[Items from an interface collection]
■ ■ ■ ■
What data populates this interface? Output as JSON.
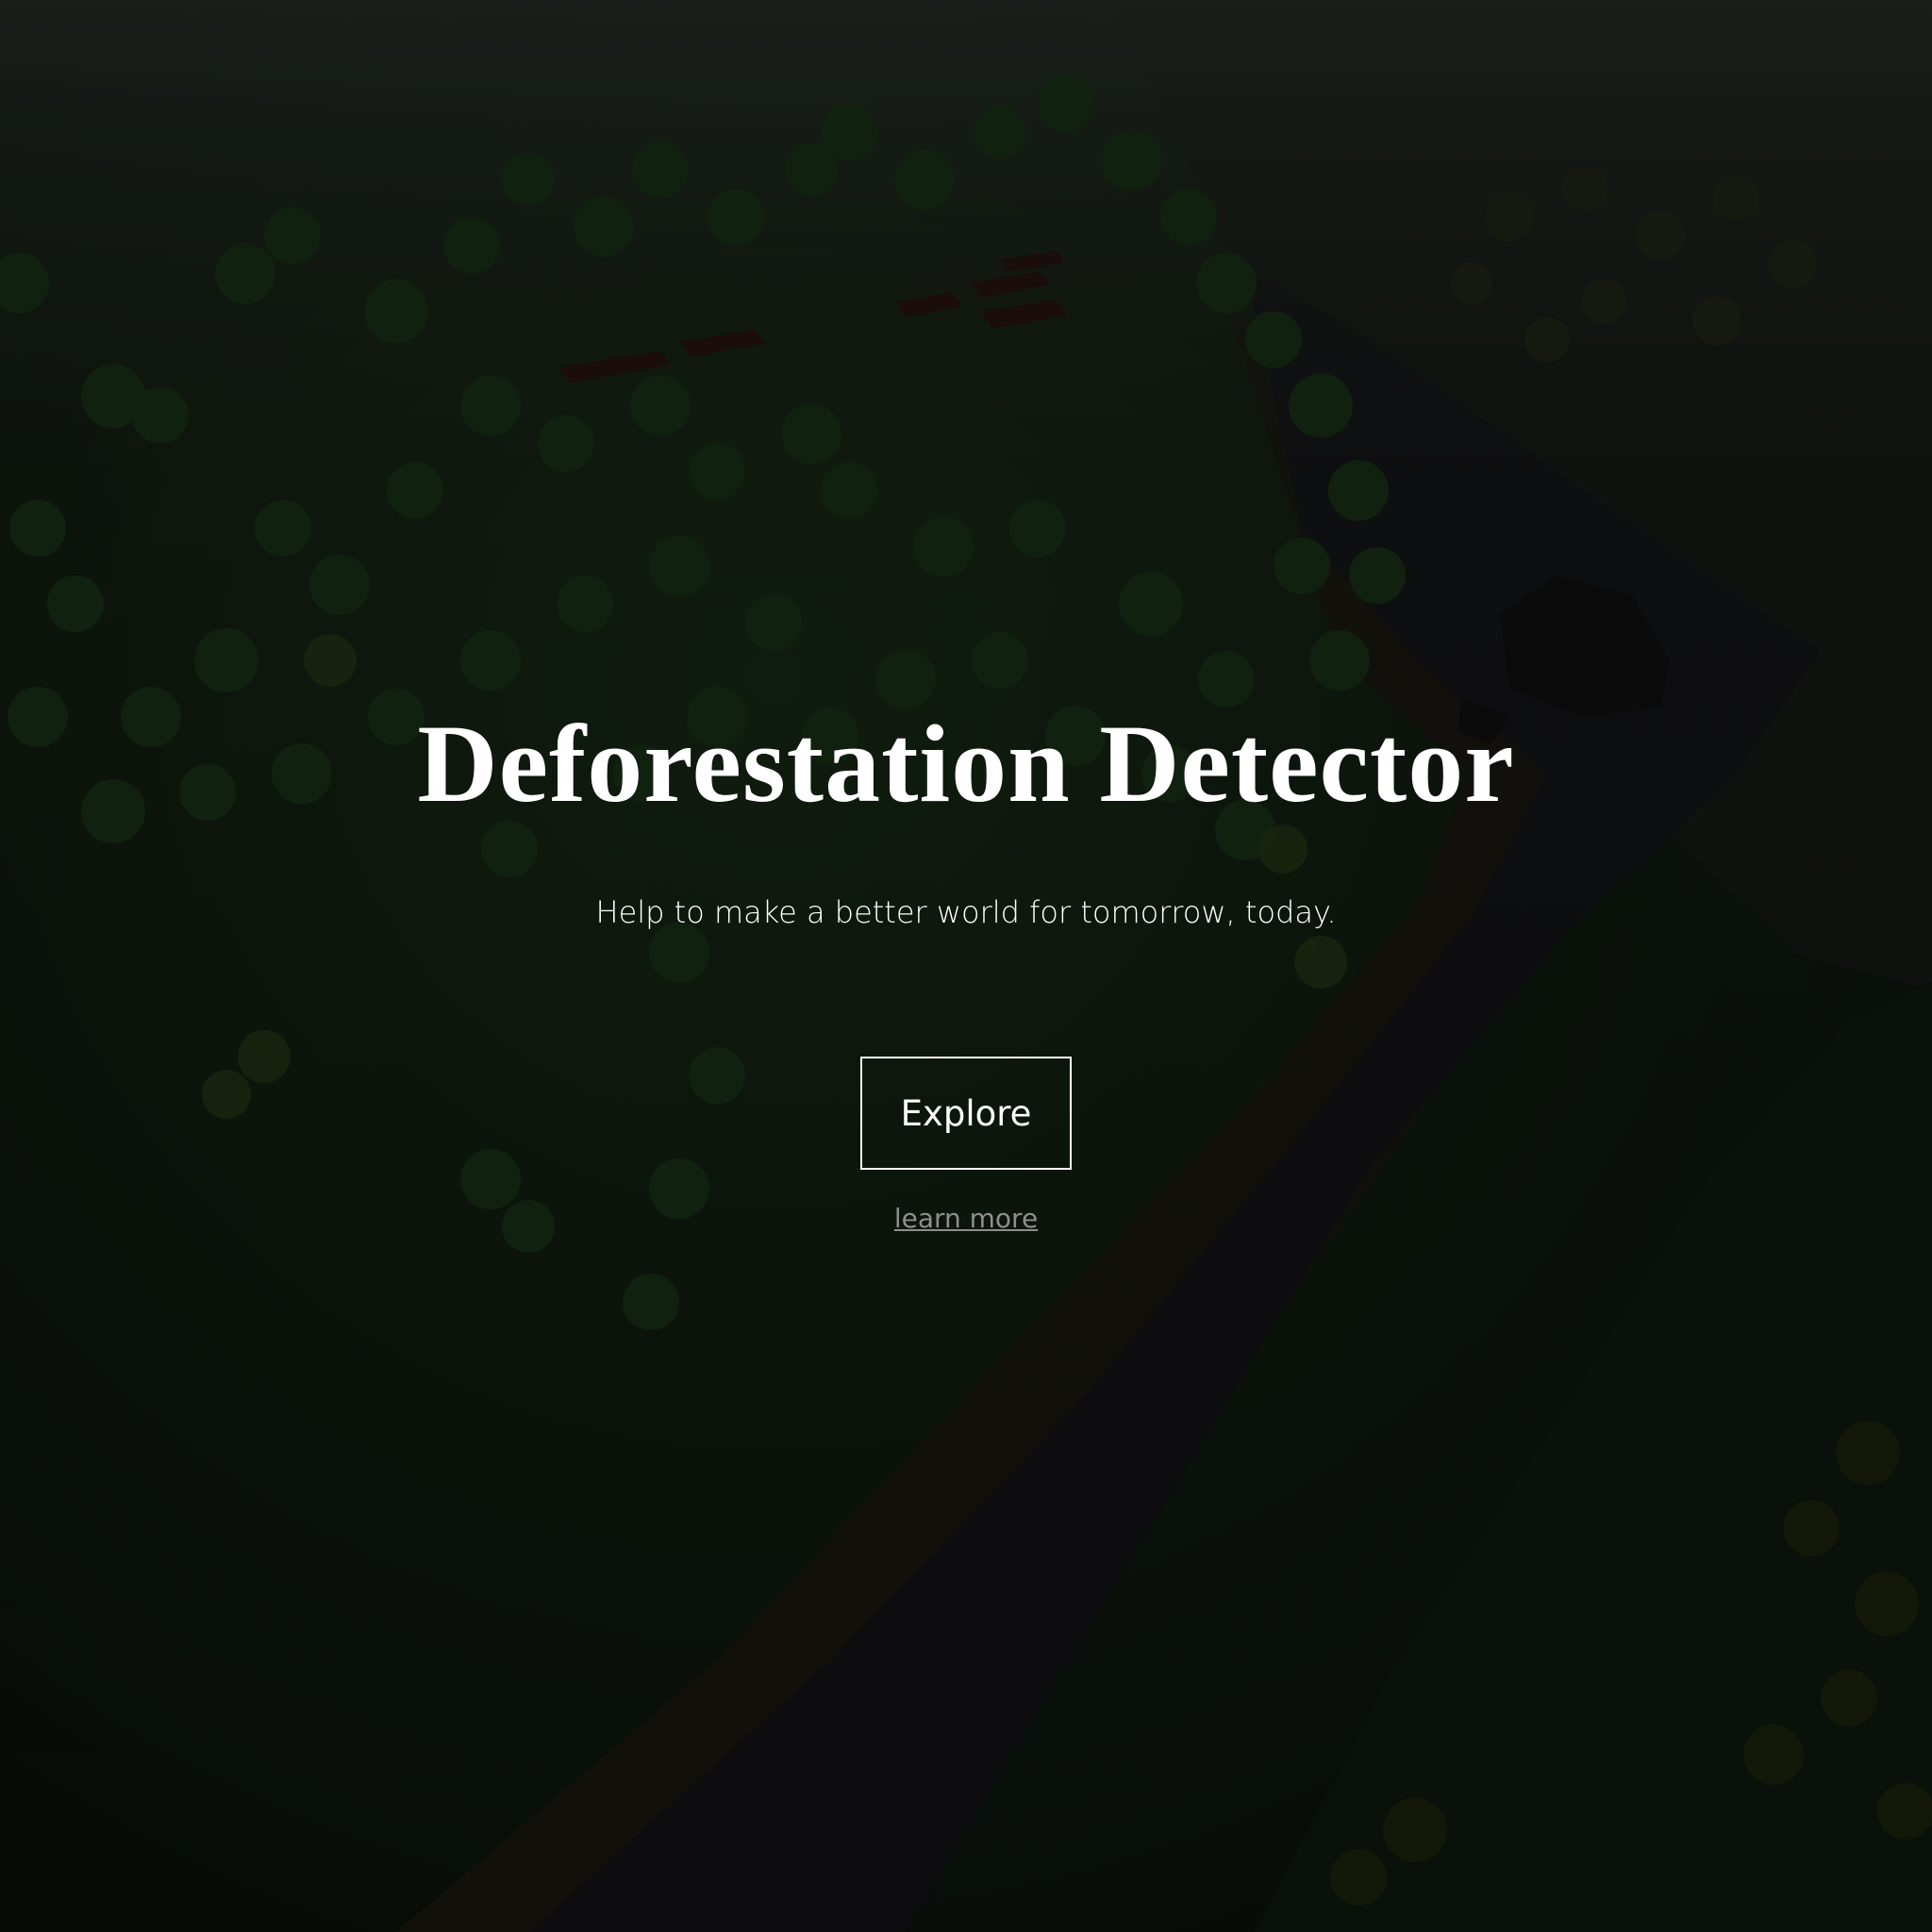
{
  "hero": {
    "title": "Deforestation Detector",
    "subtitle": "Help to make a better world for tomorrow, today.",
    "explore_label": "Explore",
    "learn_more_label": "learn more"
  },
  "colors": {
    "text": "#ffffff",
    "link": "#8e8e8e",
    "forest": "#142414",
    "river": "#15151a",
    "bank": "#1c1a12"
  }
}
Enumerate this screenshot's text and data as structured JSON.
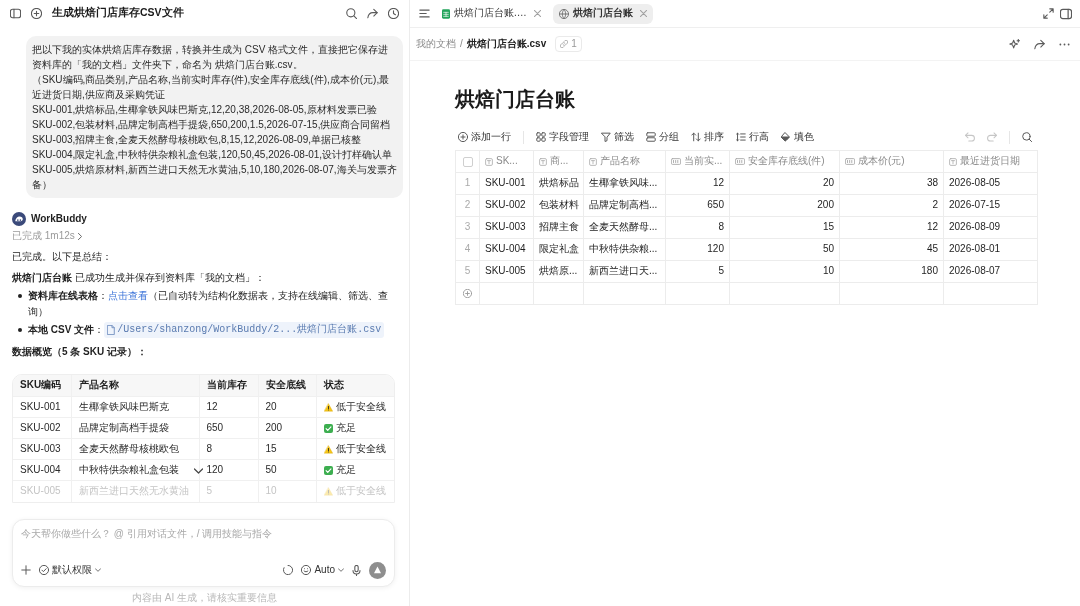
{
  "left_pane": {
    "header": {
      "title": "生成烘焙门店库存CSV文件"
    },
    "user_message": {
      "paragraphs": [
        "把以下我的实体烘焙店库存数据，转换并生成为 CSV 格式文件，直接把它保存进资料库的「我的文档」文件夹下，命名为 烘焙门店台账.csv。",
        "（SKU编码,商品类别,产品名称,当前实时库存(件),安全库存底线(件),成本价(元),最近进货日期,供应商及采购凭证",
        "SKU-001,烘焙标品,生椰拿铁风味巴斯克,12,20,38,2026-08-05,原材料发票已验",
        "SKU-002,包装材料,品牌定制高档手提袋,650,200,1.5,2026-07-15,供应商合同留档",
        "SKU-003,招牌主食,全麦天然酵母核桃欧包,8,15,12,2026-08-09,单据已核整",
        "SKU-004,限定礼盒,中秋特供杂粮礼盒包装,120,50,45,2026-08-01,设计打样确认单",
        "SKU-005,烘焙原材料,新西兰进口天然无水黄油,5,10,180,2026-08-07,海关与发票齐备）"
      ]
    },
    "assistant": {
      "name": "WorkBuddy",
      "status": "已完成 1m12s",
      "intro": "已完成。以下是总结：",
      "summary": "**烘焙门店台账** 已成功生成并保存到资料库「我的文档」：",
      "bullets": [
        {
          "kind": "link",
          "label": "**资料库在线表格**：",
          "link": "点击查看",
          "after": "（已自动转为结构化数据表，支持在线编辑、筛选、查询）"
        },
        {
          "kind": "file",
          "label": "**本地 CSV 文件**：",
          "file": "/Users/shanzong/WorkBuddy/2...烘焙门店台账.csv"
        }
      ],
      "overview_heading": "数据概览（5 条 SKU 记录）："
    },
    "table": {
      "columns": [
        "SKU编码",
        "产品名称",
        "当前库存",
        "安全底线",
        "状态"
      ],
      "rows": [
        {
          "cells": [
            "SKU-001",
            "生椰拿铁风味巴斯克",
            "12",
            "20"
          ],
          "status": {
            "kind": "warning",
            "text": "低于安全线"
          },
          "dimmed": false
        },
        {
          "cells": [
            "SKU-002",
            "品牌定制高档手提袋",
            "650",
            "200"
          ],
          "status": {
            "kind": "ok",
            "text": "充足"
          },
          "dimmed": false
        },
        {
          "cells": [
            "SKU-003",
            "全麦天然酵母核桃欧包",
            "8",
            "15"
          ],
          "status": {
            "kind": "warning",
            "text": "低于安全线"
          },
          "dimmed": false
        },
        {
          "cells": [
            "SKU-004",
            "中秋特供杂粮礼盒包装",
            "120",
            "50"
          ],
          "status": {
            "kind": "ok",
            "text": "充足"
          },
          "dimmed": false
        },
        {
          "cells": [
            "SKU-005",
            "新西兰进口天然无水黄油",
            "5",
            "10"
          ],
          "status": {
            "kind": "warning",
            "text": "低于安全线"
          },
          "dimmed": true
        }
      ]
    },
    "composer": {
      "placeholder": "今天帮你做些什么？ @ 引用对话文件，/ 调用技能与指令",
      "permission": "默认权限",
      "model": "Auto",
      "send_disabled": true
    },
    "footer": "内容由 AI 生成，请核实重要信息"
  },
  "right_pane": {
    "tabs": [
      {
        "label": "烘焙门店台账.…",
        "kind": "sheet",
        "selected": false
      },
      {
        "label": "烘焙门店台账",
        "kind": "web",
        "selected": true
      }
    ],
    "breadcrumb": {
      "parent": "我的文档",
      "separator": "/",
      "current": "烘焙门店台账.csv",
      "link_count": "1"
    },
    "title": "烘焙门店台账",
    "toolbar": [
      {
        "kind": "add",
        "label": "添加一行"
      },
      {
        "kind": "fields",
        "label": "字段管理"
      },
      {
        "kind": "filter",
        "label": "筛选"
      },
      {
        "kind": "group",
        "label": "分组"
      },
      {
        "kind": "sort",
        "label": "排序"
      },
      {
        "kind": "rowheight",
        "label": "行高"
      },
      {
        "kind": "fill",
        "label": "填色"
      }
    ],
    "history": [
      {
        "kind": "undo",
        "disabled": true
      },
      {
        "kind": "redo",
        "disabled": true
      }
    ],
    "table": {
      "select_all_checked": false,
      "columns": [
        {
          "kind": "text",
          "label": "SK..."
        },
        {
          "kind": "text",
          "label": "商..."
        },
        {
          "kind": "text",
          "label": "产品名称"
        },
        {
          "kind": "number",
          "label": "当前实..."
        },
        {
          "kind": "number",
          "label": "安全库存底线(件)"
        },
        {
          "kind": "number",
          "label": "成本价(元)"
        },
        {
          "kind": "text",
          "label": "最近进货日期"
        }
      ],
      "rows": [
        {
          "number": "1",
          "cells": [
            "SKU-001",
            "烘焙标品",
            "生椰拿铁风味...",
            "12",
            "20",
            "38",
            "2026-08-05"
          ]
        },
        {
          "number": "2",
          "cells": [
            "SKU-002",
            "包装材料",
            "品牌定制高档...",
            "650",
            "200",
            "2",
            "2026-07-15"
          ]
        },
        {
          "number": "3",
          "cells": [
            "SKU-003",
            "招牌主食",
            "全麦天然酵母...",
            "8",
            "15",
            "12",
            "2026-08-09"
          ]
        },
        {
          "number": "4",
          "cells": [
            "SKU-004",
            "限定礼盒",
            "中秋特供杂粮...",
            "120",
            "50",
            "45",
            "2026-08-01"
          ]
        },
        {
          "number": "5",
          "cells": [
            "SKU-005",
            "烘焙原...",
            "新西兰进口天...",
            "5",
            "10",
            "180",
            "2026-08-07"
          ]
        }
      ]
    }
  }
}
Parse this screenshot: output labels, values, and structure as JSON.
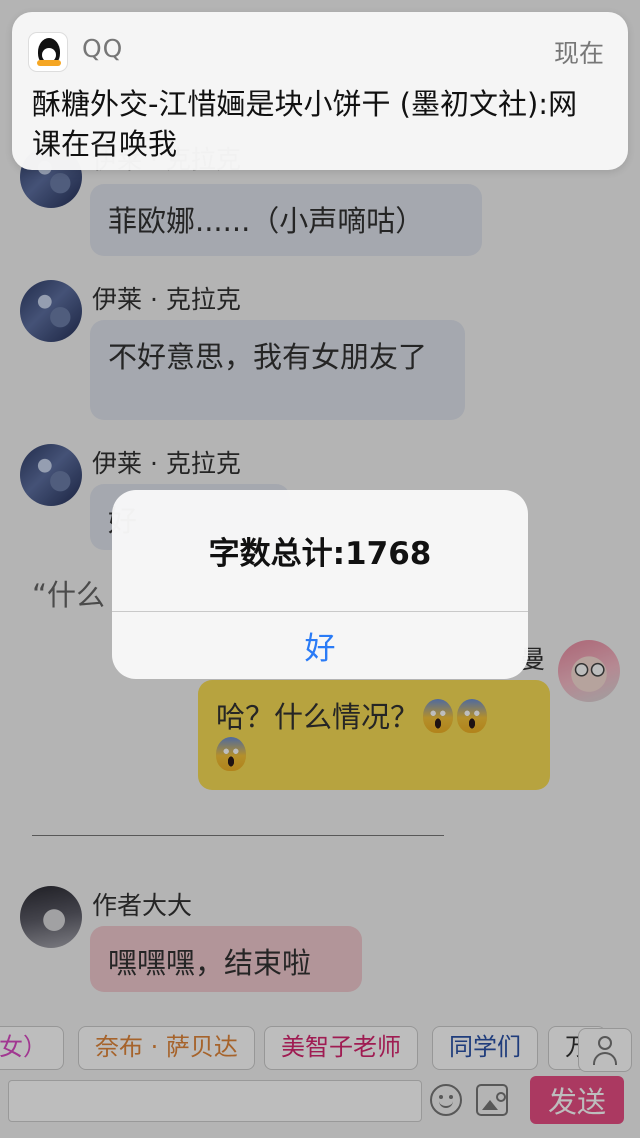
{
  "notification": {
    "app_name": "QQ",
    "time": "现在",
    "body": "酥糖外交-江惜婳是块小饼干 (墨初文社):网课在召唤我"
  },
  "messages": {
    "m1": {
      "name": "伊莱 · 克拉克",
      "text": "菲欧娜......（小声嘀咕）"
    },
    "m2": {
      "name": "伊莱 · 克拉克",
      "text": "不好意思，我有女朋友了"
    },
    "m3": {
      "name": "伊莱 · 克拉克",
      "text": "好"
    },
    "quote": "“什么",
    "m4": {
      "name": "曼",
      "text": "哈？什么情况？"
    },
    "m5": {
      "name": "作者大大",
      "text": "嘿嘿嘿，结束啦"
    }
  },
  "alert": {
    "title": "字数总计:1768",
    "button": "好"
  },
  "tags": [
    {
      "label": "女）",
      "color": "#d94bc4"
    },
    {
      "label": "奈布 · 萨贝达",
      "color": "#e0863a"
    },
    {
      "label": "美智子老师",
      "color": "#d7266f"
    },
    {
      "label": "同学们",
      "color": "#2a52a8"
    },
    {
      "label": "万",
      "color": "#333333"
    }
  ],
  "input": {
    "placeholder": "",
    "send_label": "发送"
  },
  "icons": {
    "emoji": "face-screaming-in-fear",
    "smile": "smile-icon",
    "image": "image-icon",
    "person": "person-icon"
  },
  "colors": {
    "send": "#e74e83",
    "alert_button": "#2a7bf6"
  }
}
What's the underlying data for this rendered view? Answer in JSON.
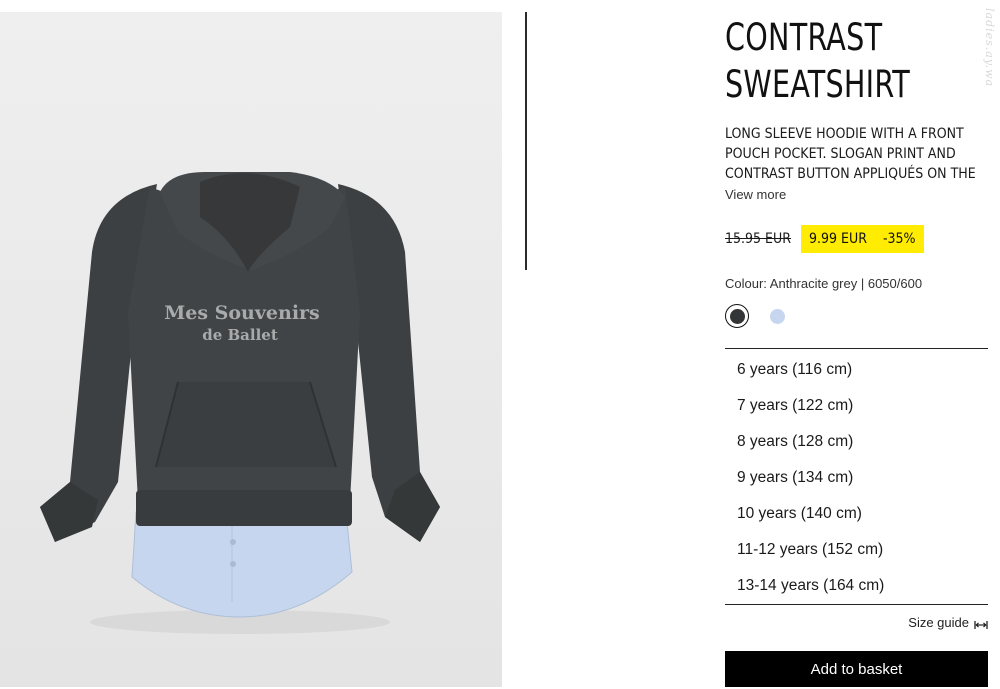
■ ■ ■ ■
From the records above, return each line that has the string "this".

What data populates this interface? Output as JSON.
Enumerate this screenshot's text and data as structured JSON.
Parse this screenshot: output labels, values, and structure as JSON.
What's the underlying data for this rendered view? Answer in JSON.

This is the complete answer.